Current sensors have the advantage of electrically isolating the primary circuit from the secondary circuit. This eliminates interference from common-mode voltage ripple and greatly reduces noise on the primary current. Compared to shunts, current sensors have higher output signals and lower noise. The much lower insertion impedance reduces power consumption and undoubtedly improves the short- and long-term stability of the system.

A simple example illustrates the idea: a shunt resistor to provide 50 mV at 1,500 A dissipates 75 W. In fact, it has an impedance of 0.000033 Ω. To achieve high measurement stability and repeatability, the shunt requires a very low temperature coefficient. Sensitivity in Volts/Amps will vary if the system is used at low or high current. For example, the effective insertion impedance of the DL2000UB-10V current sensor is less than 0.5 µΩ, and the effective power dissipation in the primary circuit is less than 1 W at 1,500 A, which is 100 times less than the previous shunt. Even with very low primary current, the signal-to-noise ratio is very high. The table in Figure 3 shows an excerpt from the Danisense current sensors of the DS, DM, DL and DQ series. These sensors are ultra-stable and highly accurate, and based on closed-loop operation, they provide excellent linearity and stability over time.

Figure 3: DS, DM, DL, and DQ Series Transducer Models

Broadly speaking, some models of transducer combinations can be divided into the following categories:

Sensors from 0 A to 600 A

DP50IP-B (72A)

DC200IF (300A)

DS400ID (600 A)

DS50UB-1V (150 A)

Sensors from 600 A to 3,000 A

DM1200ID (1,800 A)

DL2000ID (3,000 A)

DL2000ID-CB100 (3,000 A)

DL2000UB-10V (2,200 A)

Sensors greater than 3,000 A

DR5000IM (8,000 A)

DR10000IM (11,000 A)

DR5000UX-10 V/7,500 A (8,000 A)

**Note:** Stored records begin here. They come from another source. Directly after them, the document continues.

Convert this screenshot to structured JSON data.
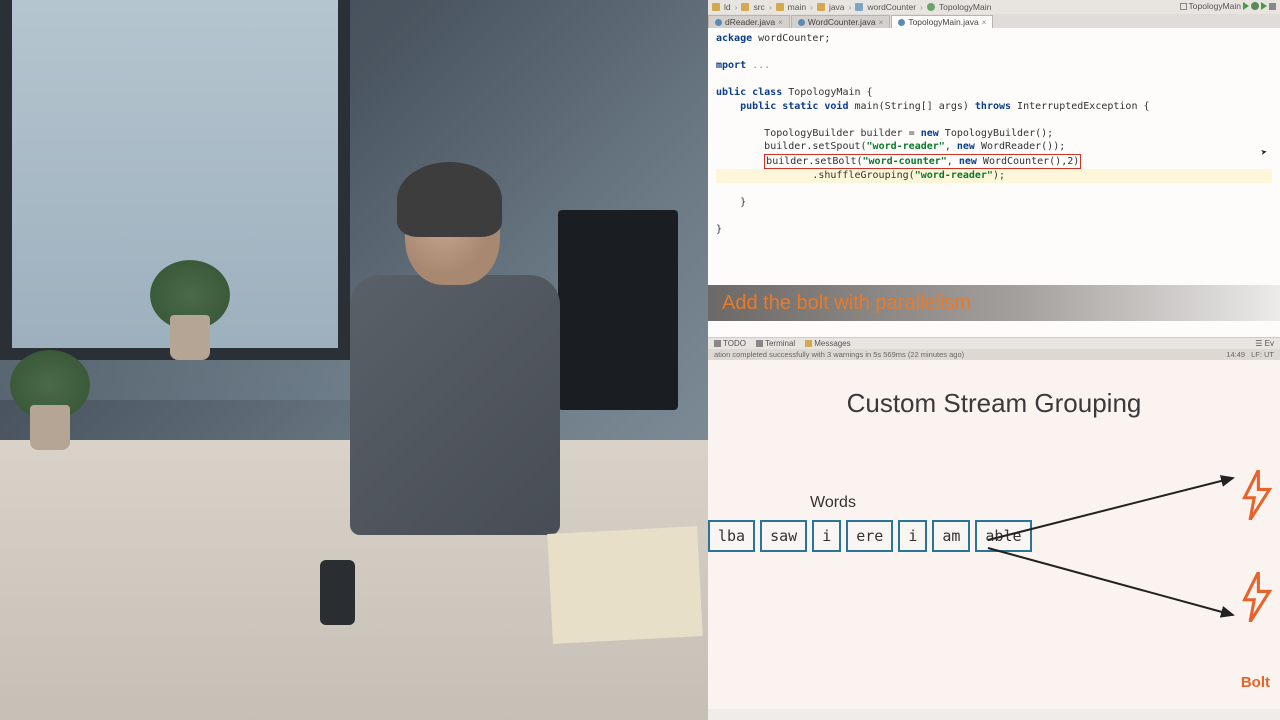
{
  "breadcrumb": {
    "items": [
      "ld",
      "src",
      "main",
      "java",
      "wordCounter",
      "TopologyMain"
    ]
  },
  "run_config": "TopologyMain",
  "tabs": [
    {
      "label": "dReader.java",
      "active": false
    },
    {
      "label": "WordCounter.java",
      "active": false
    },
    {
      "label": "TopologyMain.java",
      "active": true
    }
  ],
  "code": {
    "l1_kw": "ackage",
    "l1_rest": " wordCounter;",
    "l2_kw": "mport",
    "l2_rest": " ",
    "l2_dots": "...",
    "l3_kw1": "ublic class",
    "l3_cls": " TopologyMain {",
    "l4_ind": "    ",
    "l4_kw": "public static void",
    "l4_mid": " main(String[] args) ",
    "l4_kw2": "throws",
    "l4_tail": " InterruptedException {",
    "l5_ind": "        ",
    "l5a": "TopologyBuilder builder = ",
    "l5_kw": "new",
    "l5b": " TopologyBuilder();",
    "l6_ind": "        ",
    "l6a": "builder.setSpout(",
    "l6_str": "\"word-reader\"",
    "l6b": ", ",
    "l6_kw": "new",
    "l6c": " WordReader());",
    "l7_ind": "        ",
    "l7a": "builder.setBolt(",
    "l7_str": "\"word-counter\"",
    "l7b": ", ",
    "l7_kw": "new",
    "l7c": " WordCounter(),2)",
    "l8_ind": "                ",
    "l8a": ".shuffleGrouping(",
    "l8_str": "\"word-reader\"",
    "l8b": ");",
    "l9": "    }",
    "l10": "}"
  },
  "caption": "Add the bolt with parallelism",
  "bottom_tabs": {
    "todo": "TODO",
    "terminal": "Terminal",
    "messages": "Messages",
    "event": "Ev"
  },
  "status": {
    "msg": "ation completed successfully with 3 warnings in 5s 569ms (22 minutes ago)",
    "pos": "14:49",
    "enc": "LF:  UT"
  },
  "slide": {
    "title": "Custom Stream Grouping",
    "words_label": "Words",
    "words": [
      "lba",
      "saw",
      "i",
      "ere",
      "i",
      "am",
      "able"
    ],
    "bolt_label": "Bolt"
  }
}
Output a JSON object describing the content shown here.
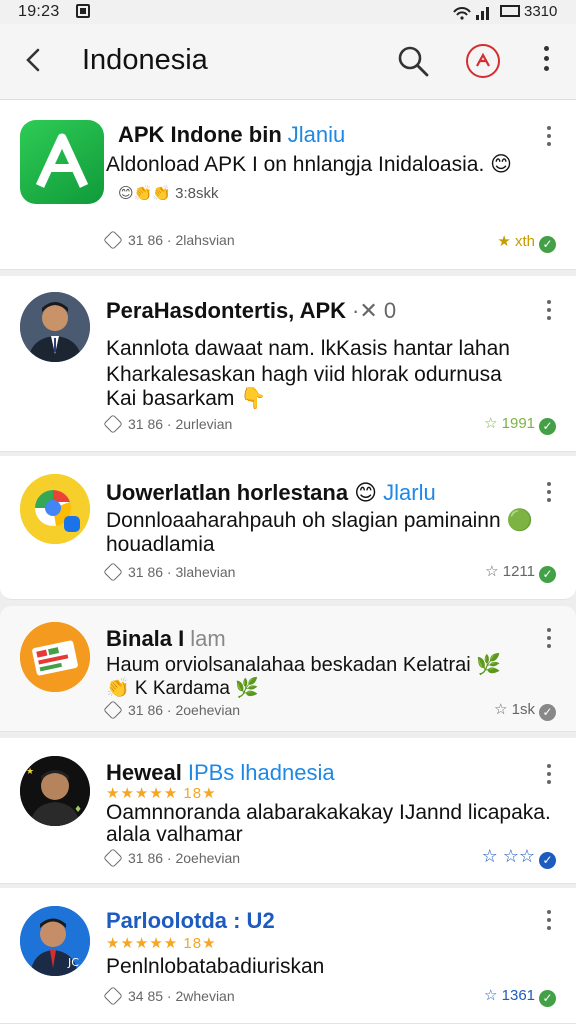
{
  "status_bar": {
    "time": "19:23",
    "battery": "3310"
  },
  "app_bar": {
    "title": "Indonesia"
  },
  "colors": {
    "accent_blue": "#1e88e5",
    "green": "#43a047",
    "star": "#f5a623"
  },
  "items": [
    {
      "name": "APK Indone bin",
      "tag": "Jlaniu",
      "desc_lines": [
        "Aldonload APK I on hnlangja Inidaloasia. 😊"
      ],
      "sub": "😊👏👏 3:8skk",
      "meta": "31  86 · 2lahsvian",
      "count": "★ xth",
      "icon": "android-app-icon"
    },
    {
      "name": "PeraHasdontertis, APK",
      "tag": "·✕ 0",
      "desc_lines": [
        "Kannlota dawaat nam. lkKasis hantar lahan",
        "Kharkalesaskan hagh viid hlorak odurnusa",
        "Kai basarkam 👇"
      ],
      "meta": "31  86 · 2urlevian",
      "count": "☆ 1991",
      "icon": "profile-photo"
    },
    {
      "name": "Uowerlatlan horlestana 😊",
      "tag": "Jlarlu",
      "desc_lines": [
        "Donnloaaharahpauh oh slagian paminainn 🟢",
        "houadlamia"
      ],
      "meta": "31  86 · 3lahevian",
      "count": "☆ 1211",
      "icon": "chrome-logo"
    },
    {
      "name": "Binala I",
      "tag": "lam",
      "desc_lines": [
        "Haum orviolsanalahaa beskadan Kelatrai 🌿",
        "👏 K Kardama 🌿"
      ],
      "meta": "31  86 · 2oehevian",
      "count": "☆ 1sk",
      "icon": "orange-app-icon"
    },
    {
      "name": "Heweal",
      "tag": "IPBs lhadnesia",
      "stars": "★★★★★ 18★",
      "desc_lines": [
        "Oamnnoranda alabarakakakay IJannd licapaka.",
        "alala valhamar"
      ],
      "meta": "31  86 · 2oehevian",
      "count": "☆ ☆☆",
      "icon": "profile-photo-dark"
    },
    {
      "name": "Parloolotda : U2",
      "tag": "",
      "stars": "★★★★★ 18★",
      "desc_lines": [
        "Penlnlobatabadiuriskan"
      ],
      "meta": "34  85 · 2whevian",
      "count": "☆ 1361",
      "icon": "profile-photo-blue"
    }
  ]
}
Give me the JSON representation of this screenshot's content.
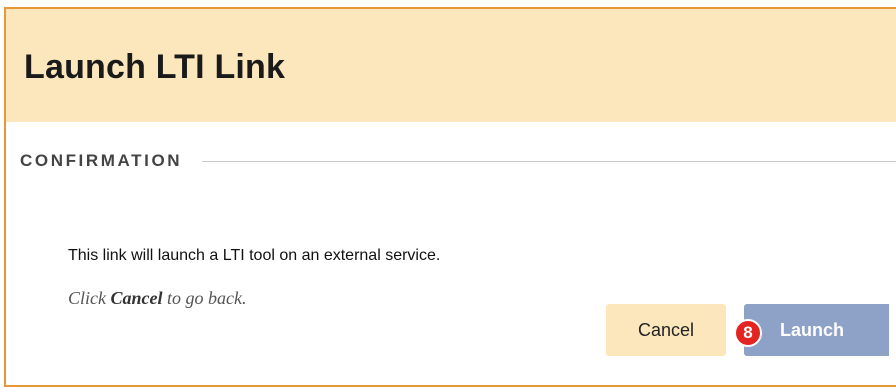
{
  "dialog": {
    "title": "Launch LTI Link",
    "section_label": "CONFIRMATION",
    "message": "This link will launch a LTI tool on an external service.",
    "hint": {
      "prefix": "Click ",
      "action": "Cancel",
      "suffix": " to go back."
    },
    "buttons": {
      "cancel_label": "Cancel",
      "launch_label": "Launch"
    },
    "step_badge": "8"
  },
  "colors": {
    "frame_border": "#e8973b",
    "header_bg": "#fbe7bb",
    "cancel_bg": "#fbe7bb",
    "launch_bg": "#8ea1c6",
    "badge_bg": "#e32420"
  }
}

Some of them provide current output while others provide voltage. One of the many interesting models is the DM1200UB-1V (Figure 4), an ultra-stable and high-accuracy sensor for measuring non-intrusive and isolated DC and AC currents up to 1,800 A. Its opening has a diameter of 45 mm, a width that allows large insulated cables and the possibility of measuring leakage currents with high precision. With 15 ppm linearity and 10 ppm offset, its closed-loop technology enables very accurate measurements. The body is made entirely of aluminum for improved EMI shielding and wide operating temperature. Its applications range from power measurement and analysis to the construction of stable power supplies, from particle accelerators to precision drives, from battery test and evaluation systems to power system calibration. Here are some electrical characteristics of the device:

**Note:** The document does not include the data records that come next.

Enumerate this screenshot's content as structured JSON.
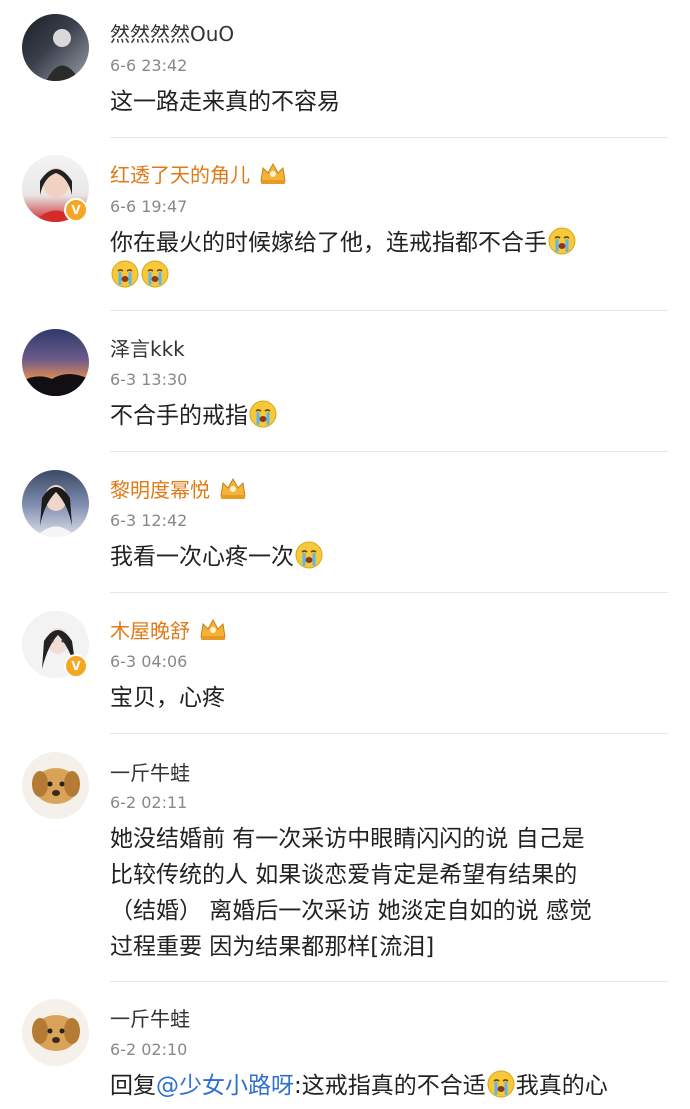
{
  "comments": [
    {
      "name": "然然然然OuO",
      "time": "6-6 23:42",
      "lines": [
        "这一路走来真的不容易"
      ]
    },
    {
      "name": "红透了天的角儿",
      "time": "6-6 19:47",
      "lines": [
        "你在最火的时候嫁给了他，连戒指都不合手"
      ]
    },
    {
      "name": "泽言kkk",
      "time": "6-3 13:30",
      "lines": [
        "不合手的戒指"
      ]
    },
    {
      "name": "黎明度幂悦",
      "time": "6-3 12:42",
      "lines": [
        "我看一次心疼一次"
      ]
    },
    {
      "name": "木屋晚舒",
      "time": "6-3 04:06",
      "lines": [
        "宝贝，心疼"
      ]
    },
    {
      "name": "一斤牛蛙",
      "time": "6-2 02:11",
      "lines": [
        "她没结婚前 有一次采访中眼睛闪闪的说 自己是",
        "比较传统的人 如果谈恋爱肯定是希望有结果的",
        "（结婚） 离婚后一次采访 她淡定自如的说 感觉",
        "过程重要 因为结果都那样[流泪]"
      ]
    },
    {
      "name": "一斤牛蛙",
      "time": "6-2 02:10",
      "reply_prefix": "回复",
      "mention": "@少女小路呀",
      "lines": [
        ":这戒指真的不合适",
        "我真的心"
      ]
    }
  ],
  "icons": {
    "crying": "crying-emoji-icon",
    "crown": "crown-badge-icon",
    "verified": "verified-badge-icon"
  },
  "colors": {
    "vip_name": "#e07a16",
    "mention": "#2e6fd1",
    "time": "#888888"
  }
}
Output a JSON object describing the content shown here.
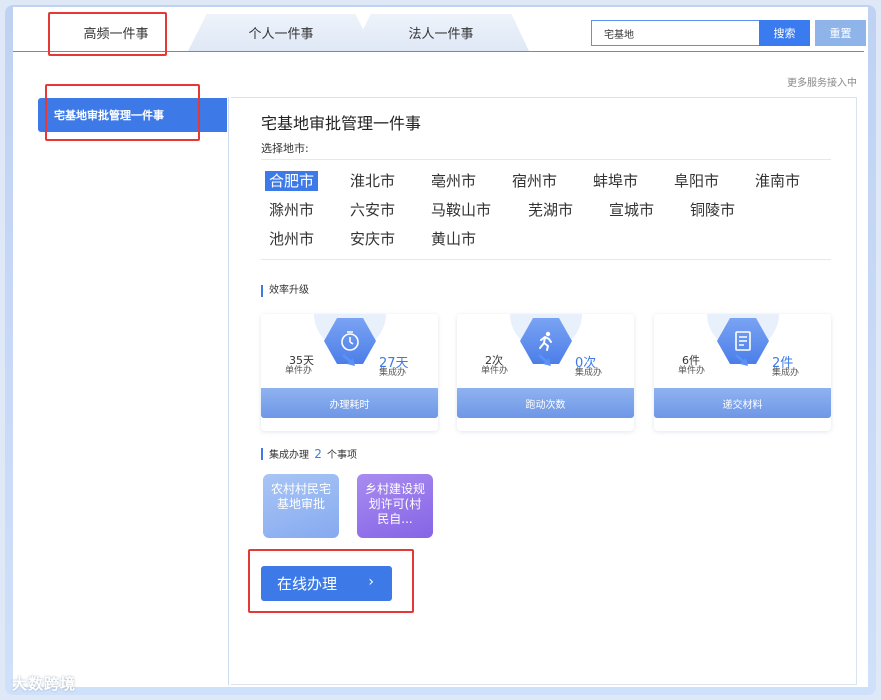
{
  "tabs": [
    {
      "label": "高频一件事",
      "active": true
    },
    {
      "label": "个人一件事",
      "active": false
    },
    {
      "label": "法人一件事",
      "active": false
    }
  ],
  "search": {
    "value": "宅基地",
    "button_label": "搜索",
    "reset_label": "重置"
  },
  "more_services": "更多服务接入中",
  "sidebar": {
    "items": [
      {
        "label": "宅基地审批管理一件事",
        "active": true
      }
    ]
  },
  "main": {
    "title": "宅基地审批管理一件事",
    "select_label": "选择地市:",
    "cities": [
      "合肥市",
      "淮北市",
      "亳州市",
      "宿州市",
      "蚌埠市",
      "阜阳市",
      "淮南市",
      "滁州市",
      "六安市",
      "马鞍山市",
      "芜湖市",
      "宣城市",
      "铜陵市",
      "池州市",
      "安庆市",
      "黄山市"
    ],
    "selected_city": "合肥市",
    "efficiency_title": "效率升级",
    "stats": [
      {
        "icon": "stopwatch-icon",
        "before_value": "35天",
        "before_label": "单件办",
        "after_value": "27天",
        "after_label": "集成办",
        "footer": "办理耗时"
      },
      {
        "icon": "runner-icon",
        "before_value": "2次",
        "before_label": "单件办",
        "after_value": "0次",
        "after_label": "集成办",
        "footer": "跑动次数"
      },
      {
        "icon": "document-icon",
        "before_value": "6件",
        "before_label": "单件办",
        "after_value": "2件",
        "after_label": "集成办",
        "footer": "递交材料"
      }
    ],
    "integrated": {
      "prefix": "集成办理",
      "count": "2",
      "suffix": "个事项"
    },
    "items": [
      {
        "label": "农村村民宅基地审批"
      },
      {
        "label": "乡村建设规划许可(村民自..."
      }
    ],
    "online_button": "在线办理",
    "online_chevron": "›"
  },
  "watermark": "大数跨境",
  "colors": {
    "accent": "#3d7ae8",
    "highlight_box": "#e53935",
    "purple_card": "#8664e6"
  }
}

Rated primary AC current: max. 1,200 weapons

Nominal Primary DC Current: Max. 1,200 A

Measurement range: from –1,800 A to 1,800 A

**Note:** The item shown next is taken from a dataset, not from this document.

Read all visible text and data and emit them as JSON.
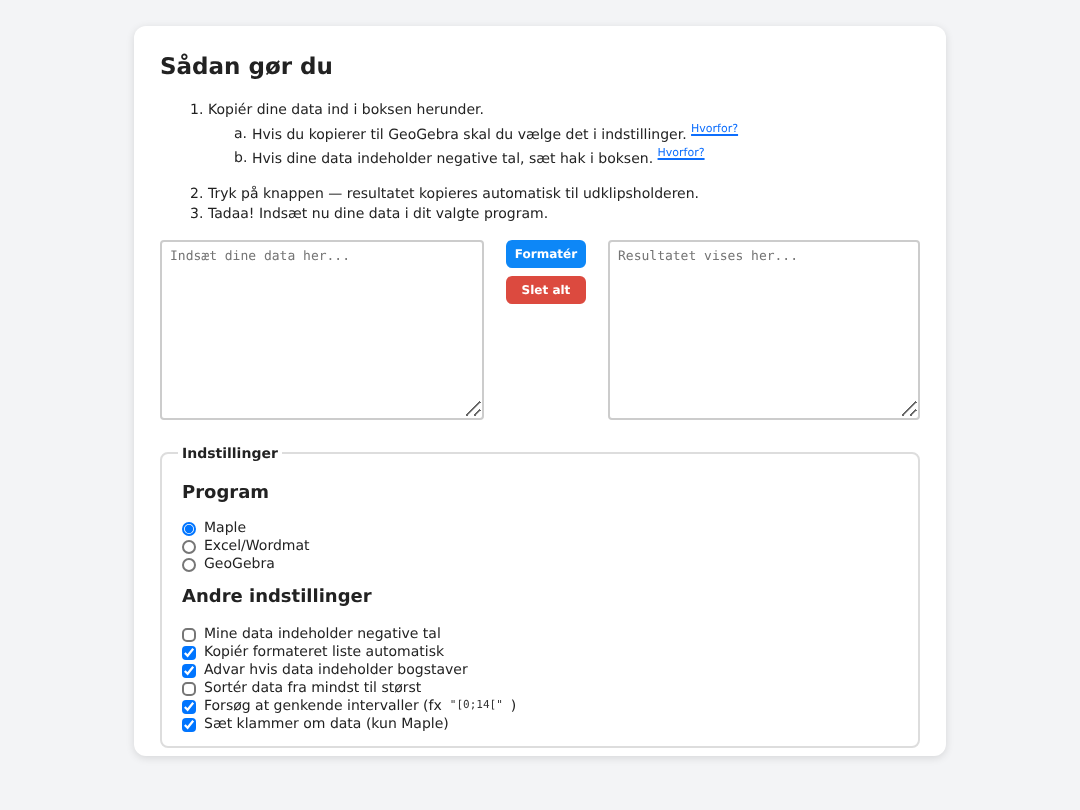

Nominal Voltage Output: –1 V to 1 V

Primary/secondary ratio: 0.8333 V/kA

Linearity Error: From –15 ppm to 15 ppm

Bandwidth (3 dB): 400 kHz

Amplitude Error (10 Hz to 3 kHz): 0.01

Amplitude Error (3 kHz to 50 kHz): 1

Amplitude Error (50 kHz to 300 kHz): 20

Supply Voltage: ±14.25 V to ±15.75 V

Positive current consumption: 140 mA

Negative current consumption: 130 mA

Operating Temperature Range: –40˚C to 65˚C

Figure 4: DM1200UB-1V sensor

## Conclusion

Today, all industrial systems have current sensors, and in some cases they are irreplaceable. Their main advantage is that they can be used and easily interpreted by industrial control systems and are completely isolated from circuits and loads. In fact, it is not always convenient to connect the measurement system directly to the relevant circuit. Their footprint is non-invasive, and they typically have a square or rectangular shape that may resemble a small speaker. However, their function is very important. The engineering behind the transducer operation is quite complex, but its operation and analysis of the output data is extremely simple, which is the most important aspect.

Author: Aidan Taylor

Website: https://reversepcb.com/